Luke 15:11-14, 17-24
Chris Allen, pastor
First Baptist Church, Cairo
When the word “lost” is used by Christians or in religious settings, the meaning of the word “lost” may be, for a lack of a better word, lost in translation. All of us know what it means to lose something. All of us have experienced the loss of a family member or a friend. Often, words are used in varying situations to communicate similar meaning and understanding but for our purposes this week, the word “lost” and what it means has eternal significance.
In the Gospel of Luke, Luke gives three examples of lostness back to back to back in chapter 15. Perhaps the most well-known story is that of the prodigal or lost son. The biblical implication of the word “lost” is to be away from God. In verse 24 of our Luke 15, the Greek word translated “lost” literally means “to cause or experience destruction, ruin, destroy, perish.” This describes perfectly the human state with God. We are lost. In the parable of the lost son, Jesus illustrates the human condition: Without Him, we are hopelessly lost.
We choose to live apart from God
The opening section of this parable describes the actions of the younger son. This was an unusual request in Jesus’ day and it still is today. Normally the estate would not be divided until the father could no longer manage it well. This was not the case here. The younger son was choosing to go his own way. He willfully and knowingly chose to move out from under his father’s care, protection, and safety. Similarly, we choose to live apart from God when we choose sin and disobedience instead of obedience. This happens deliberately and naturally. We are prone to disobey God and to go our own way. When we choose to do this, we will experience destruction and separation from God on some level.
It was only a matter of time before the younger son began to feel the weight of his decision. The younger son quickly squandered his inheritance. Perhaps he was chasing the temptations of the world or perhaps he wasted it on wild living. We do not know exactly but we do know where he ended up. For a Jew, there could not have been a worse place than in the company of pigs. This was the lowest of the low for any Jew as the younger son stooped down to partake of the very food he was feeding to the pigs.

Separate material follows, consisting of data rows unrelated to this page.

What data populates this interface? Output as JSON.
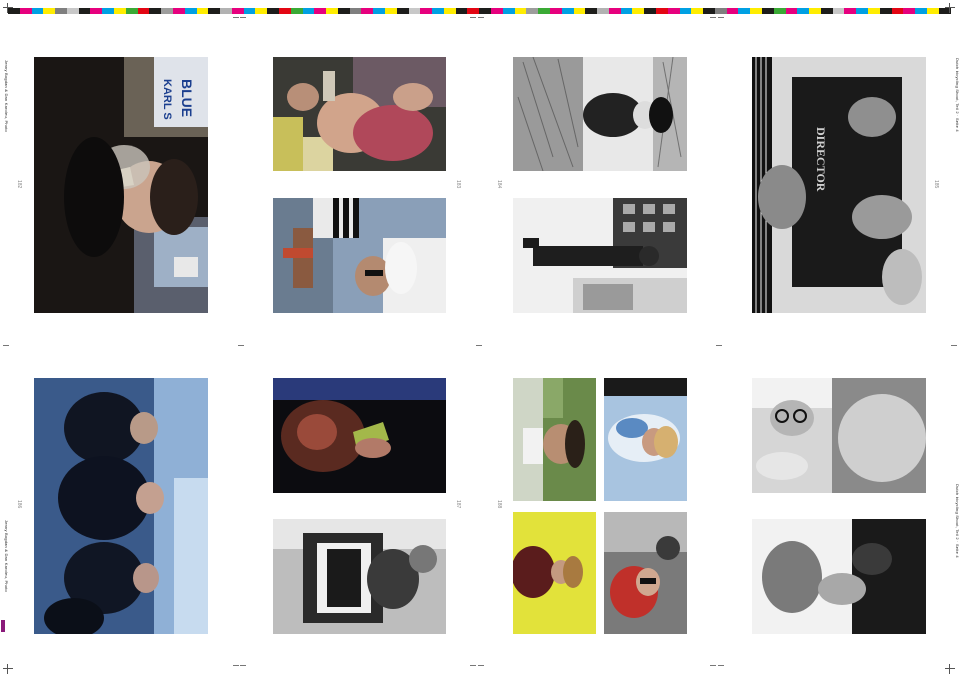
{
  "colorbar": {
    "swatches": [
      "#1d1d1b",
      "#e6007e",
      "#00a0e3",
      "#ffed00",
      "#7f7f7f",
      "#c8c8c8",
      "#1d1d1b",
      "#e6007e",
      "#00a0e3",
      "#ffed00",
      "#3aaa35",
      "#e30613",
      "#1d1d1b",
      "#9d9d9c",
      "#e6007e",
      "#00a0e3",
      "#ffed00",
      "#1d1d1b",
      "#b2b2b2",
      "#e6007e",
      "#00a0e3",
      "#ffed00",
      "#1d1d1b",
      "#e30613",
      "#3aaa35",
      "#00a0e3",
      "#e6007e",
      "#ffed00",
      "#1d1d1b",
      "#7f7f7f",
      "#e6007e",
      "#00a0e3",
      "#ffed00",
      "#1d1d1b",
      "#c8c8c8",
      "#e6007e",
      "#00a0e3",
      "#ffed00",
      "#1d1d1b",
      "#e30613",
      "#1d1d1b",
      "#e6007e",
      "#00a0e3",
      "#ffed00",
      "#9d9d9c",
      "#3aaa35",
      "#e6007e",
      "#00a0e3",
      "#ffed00",
      "#1d1d1b",
      "#b2b2b2",
      "#e6007e",
      "#00a0e3",
      "#ffed00",
      "#1d1d1b",
      "#e30613",
      "#e6007e",
      "#00a0e3",
      "#ffed00",
      "#1d1d1b",
      "#7f7f7f",
      "#e6007e",
      "#00a0e3",
      "#ffed00",
      "#1d1d1b",
      "#3aaa35",
      "#e6007e",
      "#00a0e3",
      "#ffed00",
      "#1d1d1b",
      "#c8c8c8",
      "#e6007e",
      "#00a0e3",
      "#ffed00",
      "#1d1d1b",
      "#e30613",
      "#e6007e",
      "#00a0e3",
      "#ffed00",
      "#1d1d1b"
    ]
  },
  "photos": [
    {
      "id": "man-smoking-bottle",
      "tone": "color-dark"
    },
    {
      "id": "shirtless-man-drinking",
      "tone": "color"
    },
    {
      "id": "woman-crouching-grass",
      "tone": "bw"
    },
    {
      "id": "man-sweatshirt-lying",
      "tone": "bw"
    },
    {
      "id": "man-sunglasses-street",
      "tone": "color"
    },
    {
      "id": "man-walking-street",
      "tone": "bw"
    },
    {
      "id": "band-group-blue",
      "tone": "color-blue"
    },
    {
      "id": "hand-bottle-dark",
      "tone": "color-dark"
    },
    {
      "id": "man-green-room",
      "tone": "color"
    },
    {
      "id": "woman-sky",
      "tone": "color"
    },
    {
      "id": "man-glasses-reaching",
      "tone": "bw"
    },
    {
      "id": "man-motorcycle",
      "tone": "bw"
    },
    {
      "id": "woman-yellow-wall",
      "tone": "color"
    },
    {
      "id": "woman-sunglasses-car",
      "tone": "color"
    },
    {
      "id": "man-hands-face",
      "tone": "bw"
    }
  ],
  "margin_notes": {
    "left_top": "Jenny Bogdan & Dan Karoleu, Photo",
    "left_bottom": "Jenny Bogdan & Dan Karoleu, Photo",
    "right_top": "Dutch bicycling Shoot, Teil 2 · Seite 4",
    "right_bottom": "Dutch bicycling Shoot, Teil 2 · Seite 4"
  },
  "page_numbers": [
    "182",
    "183",
    "184",
    "185",
    "186",
    "187",
    "188"
  ],
  "poster_text": {
    "line1": "KARL S",
    "line2": "BLUE"
  },
  "shirt_text": "DIRECTOR"
}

We must acknowledge our lost condition and unworthiness
Verse 17 is one of the most significant verses in this passage. Here, as he was sitting in the company of pigs and possibly even eating their food, he came to his senses. Immediately, all the goodness, all the provision, and all the love of his father came flooding back to him. I imagine that the emotional wave may have even brought him to tears as he assessed his current situation. It is in this moment that the younger son realized just how far away he was from His father.
It is worth noting how aware he was of his state. In fact, scripture leads us to believe that he would do anything to be back in the presence of his father. He experienced what it was like when he chose to leave. Now he has come to his senses and realized his need for his father. He expected to be hired by his father as a servant, not to be taken back as his son.

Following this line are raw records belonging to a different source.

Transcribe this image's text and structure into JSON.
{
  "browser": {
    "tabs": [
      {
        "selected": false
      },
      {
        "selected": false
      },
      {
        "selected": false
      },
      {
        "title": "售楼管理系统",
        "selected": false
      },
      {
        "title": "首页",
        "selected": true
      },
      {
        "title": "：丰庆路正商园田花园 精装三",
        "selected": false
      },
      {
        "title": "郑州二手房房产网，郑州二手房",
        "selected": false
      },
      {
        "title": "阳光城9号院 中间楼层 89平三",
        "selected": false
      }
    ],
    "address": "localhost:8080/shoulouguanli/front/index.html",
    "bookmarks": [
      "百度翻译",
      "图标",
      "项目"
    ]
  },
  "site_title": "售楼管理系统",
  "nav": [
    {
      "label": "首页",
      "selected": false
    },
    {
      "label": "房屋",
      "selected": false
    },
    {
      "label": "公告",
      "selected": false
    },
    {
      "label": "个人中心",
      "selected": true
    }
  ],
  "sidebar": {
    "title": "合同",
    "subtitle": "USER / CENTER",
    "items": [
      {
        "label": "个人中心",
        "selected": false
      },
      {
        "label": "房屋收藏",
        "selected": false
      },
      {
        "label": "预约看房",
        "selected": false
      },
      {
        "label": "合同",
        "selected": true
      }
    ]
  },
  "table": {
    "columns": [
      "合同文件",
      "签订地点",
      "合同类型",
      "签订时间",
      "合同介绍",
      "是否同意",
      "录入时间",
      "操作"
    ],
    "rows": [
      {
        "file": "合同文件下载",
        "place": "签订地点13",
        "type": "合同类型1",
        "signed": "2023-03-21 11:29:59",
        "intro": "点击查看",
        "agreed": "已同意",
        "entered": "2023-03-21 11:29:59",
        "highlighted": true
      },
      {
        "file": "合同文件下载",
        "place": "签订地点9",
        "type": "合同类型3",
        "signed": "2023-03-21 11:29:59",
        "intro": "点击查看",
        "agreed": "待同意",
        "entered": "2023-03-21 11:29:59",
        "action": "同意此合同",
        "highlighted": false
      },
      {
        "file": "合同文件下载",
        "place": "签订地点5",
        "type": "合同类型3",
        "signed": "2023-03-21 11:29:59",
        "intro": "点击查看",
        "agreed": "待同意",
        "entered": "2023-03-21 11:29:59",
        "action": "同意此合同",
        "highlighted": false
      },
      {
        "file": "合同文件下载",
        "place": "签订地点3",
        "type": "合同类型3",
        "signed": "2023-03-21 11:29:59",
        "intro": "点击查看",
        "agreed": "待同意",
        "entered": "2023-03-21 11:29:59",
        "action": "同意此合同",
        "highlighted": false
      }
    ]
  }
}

The Father restores us when we return to Him
This section of the parable describes the father’s response. We also get a glimpse into the father’s action while his son was gone. Scripture tells us that the father had been waiting for his son to return. And on this day, the father saw what appeared to be his son returning home and full of compassion, the father ran to meet him. The father accepted him as he was. He did not even listen to the rehearsed speech the younger son had. None of that mattered. The younger son confessed his sins, but the father gave him a robe and gave him a ring and threw a party in his honor because he returned home. The father’s actions restored the son to the same status as he was before. He had all the privileges of an heir.

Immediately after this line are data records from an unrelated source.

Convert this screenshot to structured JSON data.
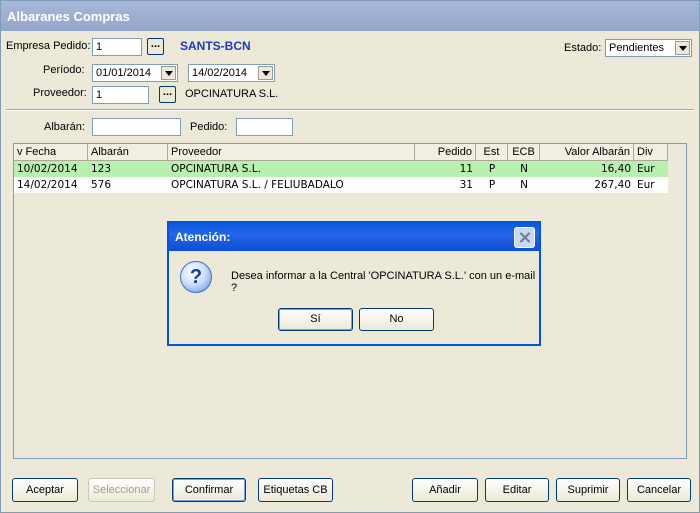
{
  "window": {
    "title": "Albaranes Compras"
  },
  "filters": {
    "empresa_label": "Empresa Pedido:",
    "empresa_value": "1",
    "empresa_name": "SANTS-BCN",
    "estado_label": "Estado:",
    "estado_value": "Pendientes",
    "periodo_label": "Período:",
    "periodo_from": "01/01/2014",
    "periodo_to": "14/02/2014",
    "proveedor_label": "Proveedor:",
    "proveedor_value": "1",
    "proveedor_name": "OPCINATURA S.L.",
    "lookup_label": "...",
    "albaran_label": "Albarán:",
    "albaran_value": "",
    "pedido_label": "Pedido:",
    "pedido_value": ""
  },
  "grid": {
    "columns": [
      "v Fecha",
      "Albarán",
      "Proveedor",
      "Pedido",
      "Est",
      "ECB",
      "Valor Albarán",
      "Div"
    ],
    "rows": [
      {
        "fecha": "10/02/2014",
        "albaran": "123",
        "proveedor": "OPCINATURA S.L.",
        "pedido": "11",
        "est": "P",
        "ecb": "N",
        "valor": "16,40",
        "div": "Eur",
        "selected": true
      },
      {
        "fecha": "14/02/2014",
        "albaran": "576",
        "proveedor": "OPCINATURA S.L. / FELIUBADALO",
        "pedido": "31",
        "est": "P",
        "ecb": "N",
        "valor": "267,40",
        "div": "Eur",
        "selected": false
      }
    ]
  },
  "dialog": {
    "title": "Atención:",
    "message": "Desea informar a la Central 'OPCINATURA S.L.' con un e-mail ?",
    "yes_label": "Sí",
    "no_label": "No",
    "icon": "question-icon"
  },
  "buttons": {
    "aceptar": "Aceptar",
    "seleccionar": "Seleccionar",
    "confirmar": "Confirmar",
    "etiquetas": "Etiquetas CB",
    "anadir": "Añadir",
    "editar": "Editar",
    "suprimir": "Suprimir",
    "cancelar": "Cancelar"
  },
  "colors": {
    "title_bar": "#9fb0d2",
    "selected_row": "#b8f0b0",
    "dialog_title": "#0a58d8",
    "empresa_name": "#1c3cb4"
  }
}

In August of 2012, a tourist was reported missing in Iceland during a sightseeing trip. The group of tourists she was with formed a search party and began searching for her near Iceland’s Eldga canyon. News spread quickly through the group of the missing passenger. The woman, who had changed clothes, did not recognize the description of herself, and joined in the search. The search was called off at about 3 a.m., when it became clear the missing woman was, in fact, accounted for and searching for herself.
Without Christ, we are like this woman. We are lost, so far removed from God, that we do not even realize our lostness. We need Christ to show us the way to the Father.
Questions to consider:
- Can you remember specific times in the past when you deliberately chose to be apart from God and His ways?
- What circumstance or situation caused you to return to God?
- What does the promise of restoration mean to you?